Recorded data
┏━━

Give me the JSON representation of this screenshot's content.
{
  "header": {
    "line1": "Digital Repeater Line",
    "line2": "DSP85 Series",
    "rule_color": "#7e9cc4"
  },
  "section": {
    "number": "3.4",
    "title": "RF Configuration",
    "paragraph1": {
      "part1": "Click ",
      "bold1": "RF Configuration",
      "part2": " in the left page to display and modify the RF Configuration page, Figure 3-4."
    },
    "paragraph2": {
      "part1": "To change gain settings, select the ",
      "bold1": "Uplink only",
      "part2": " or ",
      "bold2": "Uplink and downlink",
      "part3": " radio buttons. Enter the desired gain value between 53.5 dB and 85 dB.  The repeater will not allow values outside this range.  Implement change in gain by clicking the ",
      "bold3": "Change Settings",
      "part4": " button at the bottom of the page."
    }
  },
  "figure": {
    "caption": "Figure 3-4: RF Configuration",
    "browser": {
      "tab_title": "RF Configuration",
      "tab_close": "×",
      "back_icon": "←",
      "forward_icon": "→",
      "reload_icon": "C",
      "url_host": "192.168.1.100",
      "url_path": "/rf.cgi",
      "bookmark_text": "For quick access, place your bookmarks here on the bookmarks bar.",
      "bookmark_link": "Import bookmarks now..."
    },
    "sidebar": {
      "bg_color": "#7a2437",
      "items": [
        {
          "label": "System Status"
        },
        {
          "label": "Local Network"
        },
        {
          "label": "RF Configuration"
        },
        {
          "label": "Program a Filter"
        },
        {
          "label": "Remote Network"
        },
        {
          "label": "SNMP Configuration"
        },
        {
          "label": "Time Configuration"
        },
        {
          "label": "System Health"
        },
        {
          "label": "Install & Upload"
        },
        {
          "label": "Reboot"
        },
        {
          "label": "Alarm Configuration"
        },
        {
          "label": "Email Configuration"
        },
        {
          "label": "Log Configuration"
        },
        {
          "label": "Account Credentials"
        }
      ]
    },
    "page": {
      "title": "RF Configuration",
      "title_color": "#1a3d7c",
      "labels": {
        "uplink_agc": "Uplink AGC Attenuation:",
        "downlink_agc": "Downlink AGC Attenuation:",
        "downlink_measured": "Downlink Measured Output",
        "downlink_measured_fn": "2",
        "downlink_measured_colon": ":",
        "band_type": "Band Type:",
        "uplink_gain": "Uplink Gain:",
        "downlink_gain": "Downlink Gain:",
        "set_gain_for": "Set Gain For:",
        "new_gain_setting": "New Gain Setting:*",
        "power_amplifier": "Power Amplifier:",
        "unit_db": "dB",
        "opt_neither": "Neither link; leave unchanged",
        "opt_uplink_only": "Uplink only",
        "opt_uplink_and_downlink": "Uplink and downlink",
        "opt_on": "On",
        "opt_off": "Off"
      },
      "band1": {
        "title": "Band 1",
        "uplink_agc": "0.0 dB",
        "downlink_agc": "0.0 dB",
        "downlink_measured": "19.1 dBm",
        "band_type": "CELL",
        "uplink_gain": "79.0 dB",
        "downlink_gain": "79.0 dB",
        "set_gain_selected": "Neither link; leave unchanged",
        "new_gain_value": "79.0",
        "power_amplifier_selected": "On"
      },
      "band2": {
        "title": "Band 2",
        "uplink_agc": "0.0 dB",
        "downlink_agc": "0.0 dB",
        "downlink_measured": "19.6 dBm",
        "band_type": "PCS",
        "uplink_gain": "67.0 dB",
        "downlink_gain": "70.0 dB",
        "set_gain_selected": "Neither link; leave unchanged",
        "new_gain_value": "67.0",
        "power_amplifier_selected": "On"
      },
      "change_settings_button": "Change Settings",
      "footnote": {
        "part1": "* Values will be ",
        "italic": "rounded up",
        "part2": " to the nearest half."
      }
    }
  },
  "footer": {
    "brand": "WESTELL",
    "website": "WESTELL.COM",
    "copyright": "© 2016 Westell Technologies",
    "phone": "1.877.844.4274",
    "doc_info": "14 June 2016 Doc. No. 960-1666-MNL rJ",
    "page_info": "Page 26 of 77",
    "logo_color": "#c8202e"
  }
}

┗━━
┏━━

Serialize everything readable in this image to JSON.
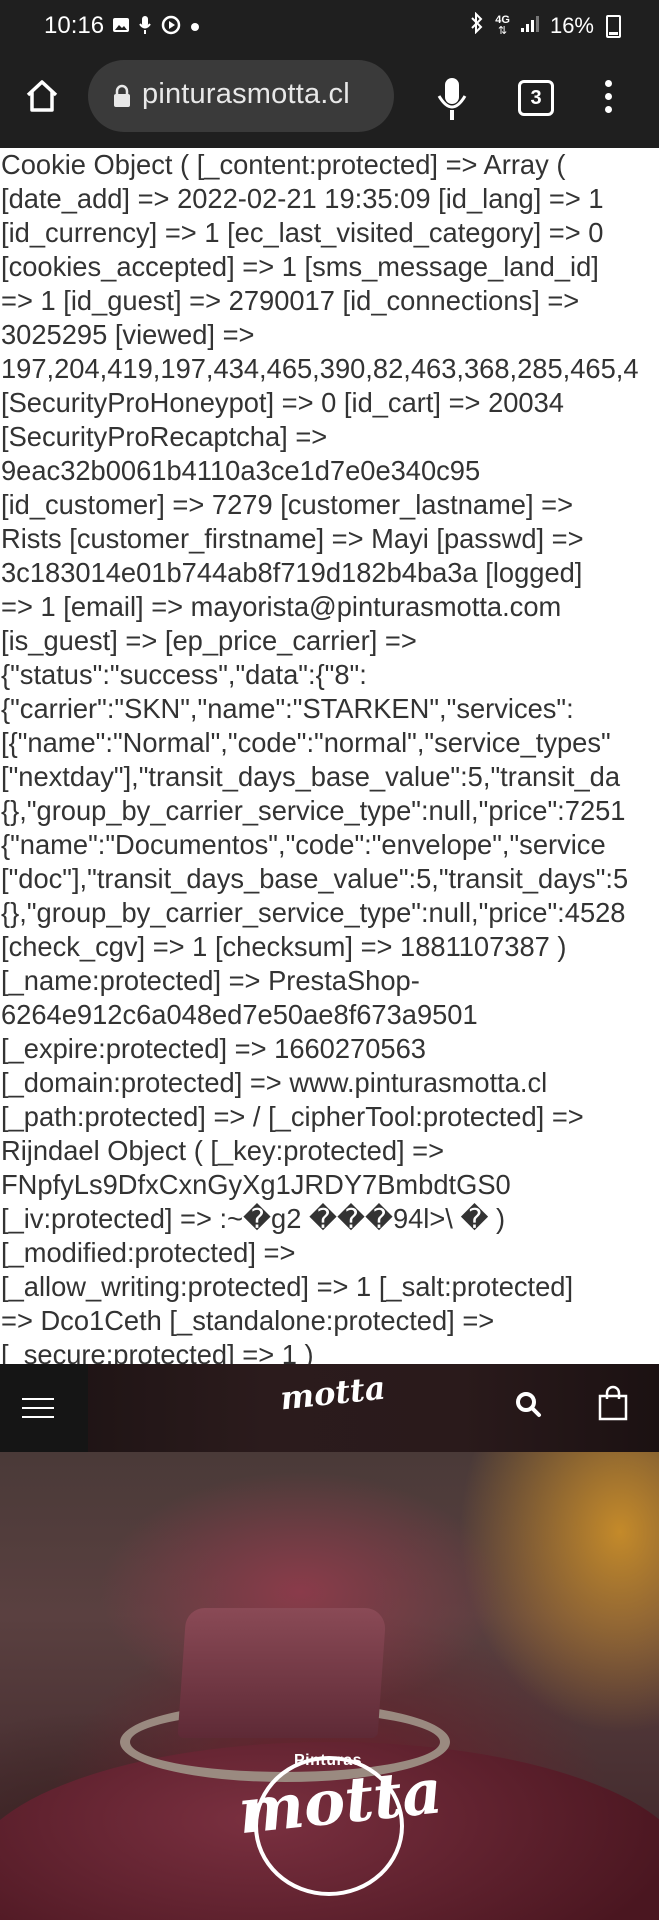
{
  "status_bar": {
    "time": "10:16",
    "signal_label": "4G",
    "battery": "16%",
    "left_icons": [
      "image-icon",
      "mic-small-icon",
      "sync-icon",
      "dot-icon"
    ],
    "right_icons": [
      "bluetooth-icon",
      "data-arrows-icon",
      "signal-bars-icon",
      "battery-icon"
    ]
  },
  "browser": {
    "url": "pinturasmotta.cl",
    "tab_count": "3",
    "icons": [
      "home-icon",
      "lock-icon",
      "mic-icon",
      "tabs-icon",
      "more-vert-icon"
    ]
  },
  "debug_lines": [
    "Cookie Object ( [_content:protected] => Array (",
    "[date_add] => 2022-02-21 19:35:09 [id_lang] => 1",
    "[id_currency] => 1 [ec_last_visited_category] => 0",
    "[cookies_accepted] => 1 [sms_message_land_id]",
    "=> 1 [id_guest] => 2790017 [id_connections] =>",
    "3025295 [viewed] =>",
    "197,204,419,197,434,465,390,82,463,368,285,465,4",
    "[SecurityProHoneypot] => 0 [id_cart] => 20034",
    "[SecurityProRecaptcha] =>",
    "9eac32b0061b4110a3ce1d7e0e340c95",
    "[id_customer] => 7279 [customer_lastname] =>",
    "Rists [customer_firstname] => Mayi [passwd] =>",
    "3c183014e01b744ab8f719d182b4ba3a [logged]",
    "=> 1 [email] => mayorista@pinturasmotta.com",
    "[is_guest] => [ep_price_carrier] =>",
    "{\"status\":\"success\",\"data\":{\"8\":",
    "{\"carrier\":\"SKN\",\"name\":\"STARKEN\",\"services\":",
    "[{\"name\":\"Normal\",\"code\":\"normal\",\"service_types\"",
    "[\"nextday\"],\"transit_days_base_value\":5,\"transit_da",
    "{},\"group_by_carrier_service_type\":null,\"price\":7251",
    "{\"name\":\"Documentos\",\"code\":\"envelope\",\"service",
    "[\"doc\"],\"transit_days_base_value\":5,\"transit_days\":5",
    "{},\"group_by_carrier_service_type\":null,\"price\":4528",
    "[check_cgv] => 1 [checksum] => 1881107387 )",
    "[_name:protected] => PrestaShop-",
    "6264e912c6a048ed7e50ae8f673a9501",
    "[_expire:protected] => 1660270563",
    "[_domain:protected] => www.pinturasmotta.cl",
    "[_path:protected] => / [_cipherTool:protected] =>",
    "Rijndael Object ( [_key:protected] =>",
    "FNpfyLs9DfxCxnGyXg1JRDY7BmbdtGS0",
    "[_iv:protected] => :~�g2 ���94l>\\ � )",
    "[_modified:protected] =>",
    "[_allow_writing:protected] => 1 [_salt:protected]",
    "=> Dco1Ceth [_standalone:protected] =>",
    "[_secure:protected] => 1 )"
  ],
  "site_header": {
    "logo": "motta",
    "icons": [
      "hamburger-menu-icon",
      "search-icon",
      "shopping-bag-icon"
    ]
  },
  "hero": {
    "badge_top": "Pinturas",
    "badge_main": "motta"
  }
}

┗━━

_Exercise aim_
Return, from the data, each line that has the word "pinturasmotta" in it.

_Answer space_
    "url": "pinturasmotta.cl",
    "=> 1 [email] => mayorista@pinturasmotta.com",
    "[_domain:protected] => www.pinturasmotta.cl",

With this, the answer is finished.